▶ **Exercise directions**: Copying each record below exactly is the whole task.

[[ Data provided, beginning ]]

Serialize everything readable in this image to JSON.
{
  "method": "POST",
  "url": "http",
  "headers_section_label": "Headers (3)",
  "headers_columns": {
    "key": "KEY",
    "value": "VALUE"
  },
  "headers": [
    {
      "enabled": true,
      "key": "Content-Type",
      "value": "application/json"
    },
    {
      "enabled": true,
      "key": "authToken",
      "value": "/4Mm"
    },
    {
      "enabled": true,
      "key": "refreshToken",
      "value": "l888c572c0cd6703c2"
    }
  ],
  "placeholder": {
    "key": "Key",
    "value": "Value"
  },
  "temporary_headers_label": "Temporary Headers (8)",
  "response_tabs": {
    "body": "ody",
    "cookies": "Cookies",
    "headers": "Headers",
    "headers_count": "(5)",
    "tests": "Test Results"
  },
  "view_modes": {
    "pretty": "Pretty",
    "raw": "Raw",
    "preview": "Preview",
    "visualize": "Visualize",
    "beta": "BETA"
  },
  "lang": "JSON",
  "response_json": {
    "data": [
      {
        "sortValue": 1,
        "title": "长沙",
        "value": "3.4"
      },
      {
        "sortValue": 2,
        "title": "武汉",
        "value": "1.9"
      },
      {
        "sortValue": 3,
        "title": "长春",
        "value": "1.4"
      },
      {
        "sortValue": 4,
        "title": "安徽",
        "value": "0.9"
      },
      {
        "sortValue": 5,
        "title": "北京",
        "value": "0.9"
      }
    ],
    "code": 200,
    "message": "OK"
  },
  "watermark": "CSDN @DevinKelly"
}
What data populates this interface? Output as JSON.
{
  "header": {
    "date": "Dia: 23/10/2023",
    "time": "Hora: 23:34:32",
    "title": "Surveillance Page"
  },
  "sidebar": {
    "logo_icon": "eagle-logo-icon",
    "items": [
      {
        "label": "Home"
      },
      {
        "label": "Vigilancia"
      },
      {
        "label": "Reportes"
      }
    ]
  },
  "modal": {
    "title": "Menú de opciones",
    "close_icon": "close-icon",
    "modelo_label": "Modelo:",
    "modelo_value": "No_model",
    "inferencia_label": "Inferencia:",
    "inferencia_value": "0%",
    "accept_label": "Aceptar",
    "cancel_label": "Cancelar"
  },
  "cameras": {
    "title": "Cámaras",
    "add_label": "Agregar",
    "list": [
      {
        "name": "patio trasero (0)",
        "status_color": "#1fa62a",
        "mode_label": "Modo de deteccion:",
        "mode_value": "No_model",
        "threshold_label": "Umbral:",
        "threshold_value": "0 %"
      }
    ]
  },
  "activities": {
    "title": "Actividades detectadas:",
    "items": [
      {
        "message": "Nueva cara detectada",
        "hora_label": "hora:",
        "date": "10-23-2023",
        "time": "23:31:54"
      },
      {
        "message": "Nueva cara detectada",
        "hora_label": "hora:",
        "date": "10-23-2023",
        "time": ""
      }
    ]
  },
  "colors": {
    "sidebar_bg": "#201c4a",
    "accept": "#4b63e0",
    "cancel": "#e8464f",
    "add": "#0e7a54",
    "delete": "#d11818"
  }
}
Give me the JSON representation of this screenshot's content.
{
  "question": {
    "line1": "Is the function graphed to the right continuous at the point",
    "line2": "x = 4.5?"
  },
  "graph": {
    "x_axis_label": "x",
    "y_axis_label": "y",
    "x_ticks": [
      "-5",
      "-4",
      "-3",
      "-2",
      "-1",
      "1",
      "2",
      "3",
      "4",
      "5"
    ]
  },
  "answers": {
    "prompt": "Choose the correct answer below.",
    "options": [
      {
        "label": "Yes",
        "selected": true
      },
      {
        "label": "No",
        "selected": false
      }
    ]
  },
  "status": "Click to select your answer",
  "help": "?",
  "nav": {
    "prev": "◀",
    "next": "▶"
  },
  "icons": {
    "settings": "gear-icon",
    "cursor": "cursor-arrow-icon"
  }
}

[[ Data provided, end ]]

▶ **Answer to this task**:
Serialize everything readable in this image to JSON.
{
  "method": "POST",
  "url": "http",
  "headers_section_label": "Headers (3)",
  "headers_columns": {
    "key": "KEY",
    "value": "VALUE"
  },
  "headers": [
    {
      "enabled": true,
      "key": "Content-Type",
      "value": "application/json"
    },
    {
      "enabled": true,
      "key": "authToken",
      "value": "/4Mm"
    },
    {
      "enabled": true,
      "key": "refreshToken",
      "value": "l888c572c0cd6703c2"
    }
  ],
  "placeholder": {
    "key": "Key",
    "value": "Value"
  },
  "temporary_headers_label": "Temporary Headers (8)",
  "response_tabs": {
    "body": "ody",
    "cookies": "Cookies",
    "headers": "Headers",
    "headers_count": "(5)",
    "tests": "Test Results"
  },
  "view_modes": {
    "pretty": "Pretty",
    "raw": "Raw",
    "preview": "Preview",
    "visualize": "Visualize",
    "beta": "BETA"
  },
  "lang": "JSON",
  "response_json": {
    "data": [
      {
        "sortValue": 1,
        "title": "长沙",
        "value": "3.4"
      },
      {
        "sortValue": 2,
        "title": "武汉",
        "value": "1.9"
      },
      {
        "sortValue": 3,
        "title": "长春",
        "value": "1.4"
      },
      {
        "sortValue": 4,
        "title": "安徽",
        "value": "0.9"
      },
      {
        "sortValue": 5,
        "title": "北京",
        "value": "0.9"
      }
    ],
    "code": 200,
    "message": "OK"
  },
  "watermark": "CSDN @DevinKelly"
}
What data populates this interface? Output as JSON.
{
  "header": {
    "date": "Dia: 23/10/2023",
    "time": "Hora: 23:34:32",
    "title": "Surveillance Page"
  },
  "sidebar": {
    "logo_icon": "eagle-logo-icon",
    "items": [
      {
        "label": "Home"
      },
      {
        "label": "Vigilancia"
      },
      {
        "label": "Reportes"
      }
    ]
  },
  "modal": {
    "title": "Menú de opciones",
    "close_icon": "close-icon",
    "modelo_label": "Modelo:",
    "modelo_value": "No_model",
    "inferencia_label": "Inferencia:",
    "inferencia_value": "0%",
    "accept_label": "Aceptar",
    "cancel_label": "Cancelar"
  },
  "cameras": {
    "title": "Cámaras",
    "add_label": "Agregar",
    "list": [
      {
        "name": "patio trasero (0)",
        "status_color": "#1fa62a",
        "mode_label": "Modo de deteccion:",
        "mode_value": "No_model",
        "threshold_label": "Umbral:",
        "threshold_value": "0 %"
      }
    ]
  },
  "activities": {
    "title": "Actividades detectadas:",
    "items": [
      {
        "message": "Nueva cara detectada",
        "hora_label": "hora:",
        "date": "10-23-2023",
        "time": "23:31:54"
      },
      {
        "message": "Nueva cara detectada",
        "hora_label": "hora:",
        "date": "10-23-2023",
        "time": ""
      }
    ]
  },
  "colors": {
    "sidebar_bg": "#201c4a",
    "accept": "#4b63e0",
    "cancel": "#e8464f",
    "add": "#0e7a54",
    "delete": "#d11818"
  }
}
Give me the JSON representation of this screenshot's content.
{
  "question": {
    "line1": "Is the function graphed to the right continuous at the point",
    "line2": "x = 4.5?"
  },
  "graph": {
    "x_axis_label": "x",
    "y_axis_label": "y",
    "x_ticks": [
      "-5",
      "-4",
      "-3",
      "-2",
      "-1",
      "1",
      "2",
      "3",
      "4",
      "5"
    ]
  },
  "answers": {
    "prompt": "Choose the correct answer below.",
    "options": [
      {
        "label": "Yes",
        "selected": true
      },
      {
        "label": "No",
        "selected": false
      }
    ]
  },
  "status": "Click to select your answer",
  "help": "?",
  "nav": {
    "prev": "◀",
    "next": "▶"
  },
  "icons": {
    "settings": "gear-icon",
    "cursor": "cursor-arrow-icon"
  }
}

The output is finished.